“The athletic director will give me a printout every day of who has and hasn’t done their homework. They get to see me after practice,” Ervin said. “Because there is more to it than football.”
THE SOTO FACTOR
Anderson Valley, the defending NCL III champion, has every reason to be optimistic as the 2015 season opens. The Panthers went undefeated in 10 games last year, and they welcome back Cesar Soto, one of the most dynamic players in the league.
Soto was the league’s offensive MVP as a junior last year after slicing up defenses as a running back. He was also one of Anderson Valley’s best defenders as a linebacker.
The Panthers’ have other key players coming back, too, like seniors Will Lemons, Erin Perez, Jared Johnston and Alejandro Gutierrez, and junior Tony Pardini.
SEARCHING FOR A SUCCESSOR
When league MVP Reed Carter graduated in the spring of 2014, he left huge shoes to fill at Mendocino. Amazingly, Preston Salmans’ feet were just about the right size. Salmans wound up being voted the NCL III defensive MVP in 2014, and was a monster on the other side of the ball, too, as he ran for 1,120 yards and 16 touchdowns, and passed for 1,054 yards and another 15 scores.
But Salmans, too, has graduated now, leaving Mendocino with the task of replacing yet another superstar. Among the players coach Theron Miller is looking at to replace Salmans by committee are junior quarterback Colten Tavarez, junior lineman Damien Duncan (who will play some running back, too) and senior cornerback Jose Cuevas.
You can bet some teams are hoping to catch up with the Cardinals, who have gone 16-1 in league play over Miller’s three seasons.
BEWARE OF PIRATES
One NCL III team that shouldn’t be overlooked: Point Arena. Coming off a solid 5-4 season (4-2 in league), the Pirates have a legitimate shot at their first banner since 2011. Their core strength is the returning backfield duo of Cody Cissna and Joby Baker. Cissna, now a senior, ran for 1,202 yards and 13 touchdowns last year. Baker, still just a junior, chipped in with 688 yards and nine scores.

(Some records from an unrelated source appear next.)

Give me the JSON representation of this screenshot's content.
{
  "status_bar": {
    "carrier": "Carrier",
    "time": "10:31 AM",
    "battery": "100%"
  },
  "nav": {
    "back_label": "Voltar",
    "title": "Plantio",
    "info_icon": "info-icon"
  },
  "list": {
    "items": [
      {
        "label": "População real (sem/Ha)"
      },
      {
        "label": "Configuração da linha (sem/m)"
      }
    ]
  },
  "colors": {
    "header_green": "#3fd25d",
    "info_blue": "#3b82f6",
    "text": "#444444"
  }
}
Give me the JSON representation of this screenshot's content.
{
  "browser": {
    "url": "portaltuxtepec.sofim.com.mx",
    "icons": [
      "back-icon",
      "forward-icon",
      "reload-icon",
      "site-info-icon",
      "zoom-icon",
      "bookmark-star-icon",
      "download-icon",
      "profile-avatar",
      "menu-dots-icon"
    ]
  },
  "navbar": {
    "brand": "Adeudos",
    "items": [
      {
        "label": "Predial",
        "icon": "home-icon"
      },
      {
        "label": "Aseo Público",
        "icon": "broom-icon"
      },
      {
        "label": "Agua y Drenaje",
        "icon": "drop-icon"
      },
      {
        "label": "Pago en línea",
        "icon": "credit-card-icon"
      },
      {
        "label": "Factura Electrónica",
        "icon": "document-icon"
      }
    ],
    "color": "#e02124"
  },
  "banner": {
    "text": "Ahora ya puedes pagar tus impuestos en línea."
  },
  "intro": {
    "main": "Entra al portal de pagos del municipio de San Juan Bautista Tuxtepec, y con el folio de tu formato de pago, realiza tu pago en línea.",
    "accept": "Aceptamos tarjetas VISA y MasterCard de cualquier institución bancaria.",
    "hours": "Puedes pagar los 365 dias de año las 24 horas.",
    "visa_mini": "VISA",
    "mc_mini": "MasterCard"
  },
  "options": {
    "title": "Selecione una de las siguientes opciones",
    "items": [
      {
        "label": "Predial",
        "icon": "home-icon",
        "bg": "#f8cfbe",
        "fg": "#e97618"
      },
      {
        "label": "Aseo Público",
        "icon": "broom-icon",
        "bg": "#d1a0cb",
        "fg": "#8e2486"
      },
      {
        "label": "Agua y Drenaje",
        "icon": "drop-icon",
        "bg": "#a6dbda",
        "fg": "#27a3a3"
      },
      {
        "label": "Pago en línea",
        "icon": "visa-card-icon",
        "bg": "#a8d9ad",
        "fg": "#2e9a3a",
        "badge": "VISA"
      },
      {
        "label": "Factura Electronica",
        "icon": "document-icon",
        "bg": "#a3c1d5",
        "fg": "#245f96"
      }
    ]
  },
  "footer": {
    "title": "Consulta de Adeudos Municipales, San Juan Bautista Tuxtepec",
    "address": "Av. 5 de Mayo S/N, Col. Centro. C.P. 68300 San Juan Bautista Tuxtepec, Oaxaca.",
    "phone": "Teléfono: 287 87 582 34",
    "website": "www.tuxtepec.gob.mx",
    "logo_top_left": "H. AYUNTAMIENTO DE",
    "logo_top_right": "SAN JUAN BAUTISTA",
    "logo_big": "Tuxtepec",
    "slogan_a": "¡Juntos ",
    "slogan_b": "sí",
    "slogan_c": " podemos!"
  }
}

You can reach Staff Writer Phil Barber at 521-5263 or firstname.lastname@example.org. Follow him on Twitter @Skinny_Post and read his blog at 110percent.blogs.pressdemocrat.com.